For those who lost their jobs in British Columbia because of the COVID-19 pandemic, the province has come up with an idea: a new career in long-term care.
On Wednesday, provincial officials announced the Health Career Access Program as part of its $1.6-billion fall pandemic preparedness plan. The program aims to hire thousands of laid off service workers to positions in long-term care and assisted living homes across the province.
Premier John Horgan said the program is specifically designed for hospitality and service workers who’ve lost their jobs during the pandemic.
WATCH: B.C. announce fall pandemic preparedness plan. Story continues below.
“[The program] provides a path for people without health-care experience to get on-the-job training. And that means, of course, good news for those in the hospitality sector and other parts of British Columbia that have been affected by COVID-19,” he said Wednesday.
The ministry is dedicating $44.2 million to recruit, hire and train 7,000 new health-care workers over the next few months in settings across the province. New hires will start as health-care support workers with a salary of around $20/hr, and receive paid training that will lead to full qualification as health-care assistants, which has a starting salary of around $23/hr, according to Health Minister Adrain Dix.

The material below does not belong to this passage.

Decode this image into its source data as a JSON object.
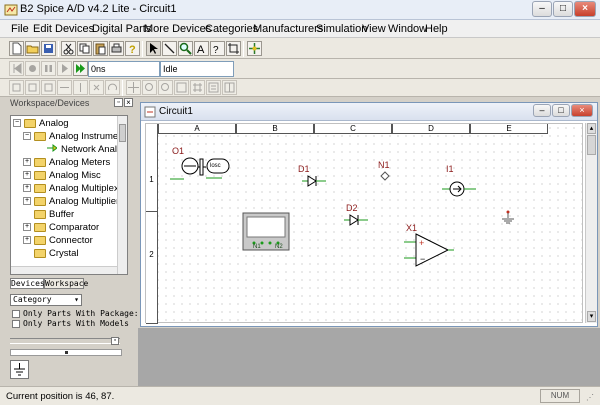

While health-care assistants normally require certification from a post-secondary institution, Dix said the program will allow people with no health-care experience to get the certification while on the job, at no cost to them.
“That means, of course, good news for those in the hospitality sector and other parts of British Columbia that have been affected by COVID-19.”
“The program that we’re putting in place will provide a path for interested applicants to receive formal, on-the-job modular training,” Dix said.
The program aims to strengthen support in the province’s long-term care and assisted living homes ahead of the winter and ensuing influenza season.
“These are opportunities for 7,000 good-paying jobs that focus on our common goal to keep people healthy, to keep them well, through the pandemic,” Horgan said.
B.C.’s long-term care homes have been hard-hit by the pandemic, with dozens of facilities across the province experiencing outbreaks and the majority of COVID-19 deaths coming from long-term care settings.
As part of the fall preparedness program, the province has also procured 5,000 high-dose influenza vaccines for high-risk long-term care and assisted living residents.
Interested applicants for the new health-care support workers positions can submit an “expression of interest” through the province’s website. Requirements for the health-care support worker position include a Grade 10 education, communication skills and the ability to physically carry out the duties.
After completing basic training, new hires will receive a structured education program paid for by the province and receive credentials as a qualified health-care assistant in approximately one year.